**** Study material

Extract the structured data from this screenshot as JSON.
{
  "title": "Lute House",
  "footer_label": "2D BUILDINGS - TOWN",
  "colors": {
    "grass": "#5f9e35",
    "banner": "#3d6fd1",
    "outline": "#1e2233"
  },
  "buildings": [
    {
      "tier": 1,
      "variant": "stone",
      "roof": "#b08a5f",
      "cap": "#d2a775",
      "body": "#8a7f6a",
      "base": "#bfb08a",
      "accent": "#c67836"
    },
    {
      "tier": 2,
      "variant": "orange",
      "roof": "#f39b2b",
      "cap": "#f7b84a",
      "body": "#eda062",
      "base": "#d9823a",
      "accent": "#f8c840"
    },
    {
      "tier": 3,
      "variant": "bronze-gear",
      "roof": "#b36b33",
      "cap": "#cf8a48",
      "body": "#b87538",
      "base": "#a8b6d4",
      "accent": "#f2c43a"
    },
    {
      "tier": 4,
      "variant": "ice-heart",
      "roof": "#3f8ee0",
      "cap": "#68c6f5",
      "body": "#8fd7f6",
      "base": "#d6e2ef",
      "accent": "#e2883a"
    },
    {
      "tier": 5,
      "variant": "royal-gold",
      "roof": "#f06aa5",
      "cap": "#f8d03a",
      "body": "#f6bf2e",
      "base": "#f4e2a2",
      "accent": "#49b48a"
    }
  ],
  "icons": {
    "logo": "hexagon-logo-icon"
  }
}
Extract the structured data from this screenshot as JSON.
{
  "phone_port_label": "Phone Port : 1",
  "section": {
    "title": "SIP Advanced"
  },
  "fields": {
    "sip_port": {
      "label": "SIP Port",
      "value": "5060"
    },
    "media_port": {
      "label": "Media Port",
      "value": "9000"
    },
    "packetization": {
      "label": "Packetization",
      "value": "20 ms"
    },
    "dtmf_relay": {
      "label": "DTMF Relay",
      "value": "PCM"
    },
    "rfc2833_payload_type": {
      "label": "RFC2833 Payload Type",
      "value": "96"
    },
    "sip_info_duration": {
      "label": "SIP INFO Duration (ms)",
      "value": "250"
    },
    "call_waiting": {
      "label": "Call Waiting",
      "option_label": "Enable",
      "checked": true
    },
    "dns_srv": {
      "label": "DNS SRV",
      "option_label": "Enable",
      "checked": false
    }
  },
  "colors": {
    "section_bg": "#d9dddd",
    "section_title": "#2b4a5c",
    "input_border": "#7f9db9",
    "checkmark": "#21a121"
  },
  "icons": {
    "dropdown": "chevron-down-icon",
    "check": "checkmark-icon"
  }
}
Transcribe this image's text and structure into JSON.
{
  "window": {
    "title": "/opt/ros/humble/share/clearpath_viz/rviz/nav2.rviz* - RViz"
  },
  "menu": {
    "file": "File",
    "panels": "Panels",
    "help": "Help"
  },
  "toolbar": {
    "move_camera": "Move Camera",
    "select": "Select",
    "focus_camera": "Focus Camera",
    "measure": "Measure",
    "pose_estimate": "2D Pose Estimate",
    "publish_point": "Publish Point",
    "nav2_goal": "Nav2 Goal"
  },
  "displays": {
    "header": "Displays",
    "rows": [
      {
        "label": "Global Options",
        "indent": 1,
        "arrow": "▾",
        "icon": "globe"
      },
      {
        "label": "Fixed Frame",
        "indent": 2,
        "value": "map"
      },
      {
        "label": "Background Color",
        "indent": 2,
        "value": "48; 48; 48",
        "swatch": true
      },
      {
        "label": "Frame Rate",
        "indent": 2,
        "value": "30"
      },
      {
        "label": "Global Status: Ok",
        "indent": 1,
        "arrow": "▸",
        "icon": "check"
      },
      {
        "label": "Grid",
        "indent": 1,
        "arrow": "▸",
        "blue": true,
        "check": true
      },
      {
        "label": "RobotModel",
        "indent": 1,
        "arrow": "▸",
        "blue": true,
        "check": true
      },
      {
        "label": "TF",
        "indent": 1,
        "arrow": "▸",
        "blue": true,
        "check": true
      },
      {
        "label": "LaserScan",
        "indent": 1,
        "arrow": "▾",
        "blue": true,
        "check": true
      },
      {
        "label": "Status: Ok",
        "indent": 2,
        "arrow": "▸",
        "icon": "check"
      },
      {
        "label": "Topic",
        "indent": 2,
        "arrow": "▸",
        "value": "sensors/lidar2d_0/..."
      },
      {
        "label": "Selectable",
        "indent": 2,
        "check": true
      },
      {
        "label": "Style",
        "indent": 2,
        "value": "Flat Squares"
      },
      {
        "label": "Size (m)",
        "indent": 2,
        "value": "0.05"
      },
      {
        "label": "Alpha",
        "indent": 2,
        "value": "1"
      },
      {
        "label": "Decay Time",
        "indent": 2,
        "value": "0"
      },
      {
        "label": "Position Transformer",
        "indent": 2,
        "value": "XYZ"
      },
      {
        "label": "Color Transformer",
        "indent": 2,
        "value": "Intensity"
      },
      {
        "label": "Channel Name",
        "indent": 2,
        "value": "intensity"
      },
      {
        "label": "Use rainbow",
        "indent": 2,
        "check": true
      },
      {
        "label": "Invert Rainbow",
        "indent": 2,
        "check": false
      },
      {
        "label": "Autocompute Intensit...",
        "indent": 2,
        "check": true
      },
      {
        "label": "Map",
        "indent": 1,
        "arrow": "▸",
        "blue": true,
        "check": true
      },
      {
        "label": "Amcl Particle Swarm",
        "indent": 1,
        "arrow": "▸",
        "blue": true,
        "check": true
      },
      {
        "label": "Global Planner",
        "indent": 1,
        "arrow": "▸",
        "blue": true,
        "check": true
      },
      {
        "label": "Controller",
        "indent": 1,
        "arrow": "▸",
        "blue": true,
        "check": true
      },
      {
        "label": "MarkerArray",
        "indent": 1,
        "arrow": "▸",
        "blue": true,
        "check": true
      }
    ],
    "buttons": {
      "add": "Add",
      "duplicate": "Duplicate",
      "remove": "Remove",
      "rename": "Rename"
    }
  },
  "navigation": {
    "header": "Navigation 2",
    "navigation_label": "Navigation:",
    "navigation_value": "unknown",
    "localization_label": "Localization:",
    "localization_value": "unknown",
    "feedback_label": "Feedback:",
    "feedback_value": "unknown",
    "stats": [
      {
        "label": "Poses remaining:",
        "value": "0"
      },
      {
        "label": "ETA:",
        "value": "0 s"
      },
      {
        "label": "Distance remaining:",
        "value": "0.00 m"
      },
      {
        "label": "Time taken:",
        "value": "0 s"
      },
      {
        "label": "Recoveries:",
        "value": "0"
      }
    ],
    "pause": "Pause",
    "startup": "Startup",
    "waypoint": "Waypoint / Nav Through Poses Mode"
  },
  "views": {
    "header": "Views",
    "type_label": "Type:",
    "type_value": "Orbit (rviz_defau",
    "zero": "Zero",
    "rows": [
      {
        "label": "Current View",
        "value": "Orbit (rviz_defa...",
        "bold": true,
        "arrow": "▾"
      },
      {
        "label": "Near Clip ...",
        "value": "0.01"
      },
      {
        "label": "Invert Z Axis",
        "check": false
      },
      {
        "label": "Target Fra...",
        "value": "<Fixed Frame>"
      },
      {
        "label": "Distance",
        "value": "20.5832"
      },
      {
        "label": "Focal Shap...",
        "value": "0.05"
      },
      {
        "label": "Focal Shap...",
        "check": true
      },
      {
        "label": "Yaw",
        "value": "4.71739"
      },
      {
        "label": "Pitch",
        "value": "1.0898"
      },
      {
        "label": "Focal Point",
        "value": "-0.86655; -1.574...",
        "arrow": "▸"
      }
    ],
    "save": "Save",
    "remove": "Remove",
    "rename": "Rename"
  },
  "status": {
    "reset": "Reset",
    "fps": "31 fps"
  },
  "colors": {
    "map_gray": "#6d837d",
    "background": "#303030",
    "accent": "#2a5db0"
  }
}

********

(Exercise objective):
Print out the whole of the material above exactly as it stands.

(Exercise answer):
Extract the structured data from this screenshot as JSON.
{
  "title": "Lute House",
  "footer_label": "2D BUILDINGS - TOWN",
  "colors": {
    "grass": "#5f9e35",
    "banner": "#3d6fd1",
    "outline": "#1e2233"
  },
  "buildings": [
    {
      "tier": 1,
      "variant": "stone",
      "roof": "#b08a5f",
      "cap": "#d2a775",
      "body": "#8a7f6a",
      "base": "#bfb08a",
      "accent": "#c67836"
    },
    {
      "tier": 2,
      "variant": "orange",
      "roof": "#f39b2b",
      "cap": "#f7b84a",
      "body": "#eda062",
      "base": "#d9823a",
      "accent": "#f8c840"
    },
    {
      "tier": 3,
      "variant": "bronze-gear",
      "roof": "#b36b33",
      "cap": "#cf8a48",
      "body": "#b87538",
      "base": "#a8b6d4",
      "accent": "#f2c43a"
    },
    {
      "tier": 4,
      "variant": "ice-heart",
      "roof": "#3f8ee0",
      "cap": "#68c6f5",
      "body": "#8fd7f6",
      "base": "#d6e2ef",
      "accent": "#e2883a"
    },
    {
      "tier": 5,
      "variant": "royal-gold",
      "roof": "#f06aa5",
      "cap": "#f8d03a",
      "body": "#f6bf2e",
      "base": "#f4e2a2",
      "accent": "#49b48a"
    }
  ],
  "icons": {
    "logo": "hexagon-logo-icon"
  }
}
Extract the structured data from this screenshot as JSON.
{
  "phone_port_label": "Phone Port : 1",
  "section": {
    "title": "SIP Advanced"
  },
  "fields": {
    "sip_port": {
      "label": "SIP Port",
      "value": "5060"
    },
    "media_port": {
      "label": "Media Port",
      "value": "9000"
    },
    "packetization": {
      "label": "Packetization",
      "value": "20 ms"
    },
    "dtmf_relay": {
      "label": "DTMF Relay",
      "value": "PCM"
    },
    "rfc2833_payload_type": {
      "label": "RFC2833 Payload Type",
      "value": "96"
    },
    "sip_info_duration": {
      "label": "SIP INFO Duration (ms)",
      "value": "250"
    },
    "call_waiting": {
      "label": "Call Waiting",
      "option_label": "Enable",
      "checked": true
    },
    "dns_srv": {
      "label": "DNS SRV",
      "option_label": "Enable",
      "checked": false
    }
  },
  "colors": {
    "section_bg": "#d9dddd",
    "section_title": "#2b4a5c",
    "input_border": "#7f9db9",
    "checkmark": "#21a121"
  },
  "icons": {
    "dropdown": "chevron-down-icon",
    "check": "checkmark-icon"
  }
}
Transcribe this image's text and structure into JSON.
{
  "window": {
    "title": "/opt/ros/humble/share/clearpath_viz/rviz/nav2.rviz* - RViz"
  },
  "menu": {
    "file": "File",
    "panels": "Panels",
    "help": "Help"
  },
  "toolbar": {
    "move_camera": "Move Camera",
    "select": "Select",
    "focus_camera": "Focus Camera",
    "measure": "Measure",
    "pose_estimate": "2D Pose Estimate",
    "publish_point": "Publish Point",
    "nav2_goal": "Nav2 Goal"
  },
  "displays": {
    "header": "Displays",
    "rows": [
      {
        "label": "Global Options",
        "indent": 1,
        "arrow": "▾",
        "icon": "globe"
      },
      {
        "label": "Fixed Frame",
        "indent": 2,
        "value": "map"
      },
      {
        "label": "Background Color",
        "indent": 2,
        "value": "48; 48; 48",
        "swatch": true
      },
      {
        "label": "Frame Rate",
        "indent": 2,
        "value": "30"
      },
      {
        "label": "Global Status: Ok",
        "indent": 1,
        "arrow": "▸",
        "icon": "check"
      },
      {
        "label": "Grid",
        "indent": 1,
        "arrow": "▸",
        "blue": true,
        "check": true
      },
      {
        "label": "RobotModel",
        "indent": 1,
        "arrow": "▸",
        "blue": true,
        "check": true
      },
      {
        "label": "TF",
        "indent": 1,
        "arrow": "▸",
        "blue": true,
        "check": true
      },
      {
        "label": "LaserScan",
        "indent": 1,
        "arrow": "▾",
        "blue": true,
        "check": true
      },
      {
        "label": "Status: Ok",
        "indent": 2,
        "arrow": "▸",
        "icon": "check"
      },
      {
        "label": "Topic",
        "indent": 2,
        "arrow": "▸",
        "value": "sensors/lidar2d_0/..."
      },
      {
        "label": "Selectable",
        "indent": 2,
        "check": true
      },
      {
        "label": "Style",
        "indent": 2,
        "value": "Flat Squares"
      },
      {
        "label": "Size (m)",
        "indent": 2,
        "value": "0.05"
      },
      {
        "label": "Alpha",
        "indent": 2,
        "value": "1"
      },
      {
        "label": "Decay Time",
        "indent": 2,
        "value": "0"
      },
      {
        "label": "Position Transformer",
        "indent": 2,
        "value": "XYZ"
      },
      {
        "label": "Color Transformer",
        "indent": 2,
        "value": "Intensity"
      },
      {
        "label": "Channel Name",
        "indent": 2,
        "value": "intensity"
      },
      {
        "label": "Use rainbow",
        "indent": 2,
        "check": true
      },
      {
        "label": "Invert Rainbow",
        "indent": 2,
        "check": false
      },
      {
        "label": "Autocompute Intensit...",
        "indent": 2,
        "check": true
      },
      {
        "label": "Map",
        "indent": 1,
        "arrow": "▸",
        "blue": true,
        "check": true
      },
      {
        "label": "Amcl Particle Swarm",
        "indent": 1,
        "arrow": "▸",
        "blue": true,
        "check": true
      },
      {
        "label": "Global Planner",
        "indent": 1,
        "arrow": "▸",
        "blue": true,
        "check": true
      },
      {
        "label": "Controller",
        "indent": 1,
        "arrow": "▸",
        "blue": true,
        "check": true
      },
      {
        "label": "MarkerArray",
        "indent": 1,
        "arrow": "▸",
        "blue": true,
        "check": true
      }
    ],
    "buttons": {
      "add": "Add",
      "duplicate": "Duplicate",
      "remove": "Remove",
      "rename": "Rename"
    }
  },
  "navigation": {
    "header": "Navigation 2",
    "navigation_label": "Navigation:",
    "navigation_value": "unknown",
    "localization_label": "Localization:",
    "localization_value": "unknown",
    "feedback_label": "Feedback:",
    "feedback_value": "unknown",
    "stats": [
      {
        "label": "Poses remaining:",
        "value": "0"
      },
      {
        "label": "ETA:",
        "value": "0 s"
      },
      {
        "label": "Distance remaining:",
        "value": "0.00 m"
      },
      {
        "label": "Time taken:",
        "value": "0 s"
      },
      {
        "label": "Recoveries:",
        "value": "0"
      }
    ],
    "pause": "Pause",
    "startup": "Startup",
    "waypoint": "Waypoint / Nav Through Poses Mode"
  },
  "views": {
    "header": "Views",
    "type_label": "Type:",
    "type_value": "Orbit (rviz_defau",
    "zero": "Zero",
    "rows": [
      {
        "label": "Current View",
        "value": "Orbit (rviz_defa...",
        "bold": true,
        "arrow": "▾"
      },
      {
        "label": "Near Clip ...",
        "value": "0.01"
      },
      {
        "label": "Invert Z Axis",
        "check": false
      },
      {
        "label": "Target Fra...",
        "value": "<Fixed Frame>"
      },
      {
        "label": "Distance",
        "value": "20.5832"
      },
      {
        "label": "Focal Shap...",
        "value": "0.05"
      },
      {
        "label": "Focal Shap...",
        "check": true
      },
      {
        "label": "Yaw",
        "value": "4.71739"
      },
      {
        "label": "Pitch",
        "value": "1.0898"
      },
      {
        "label": "Focal Point",
        "value": "-0.86655; -1.574...",
        "arrow": "▸"
      }
    ],
    "save": "Save",
    "remove": "Remove",
    "rename": "Rename"
  },
  "status": {
    "reset": "Reset",
    "fps": "31 fps"
  },
  "colors": {
    "map_gray": "#6d837d",
    "background": "#303030",
    "accent": "#2a5db0"
  }
}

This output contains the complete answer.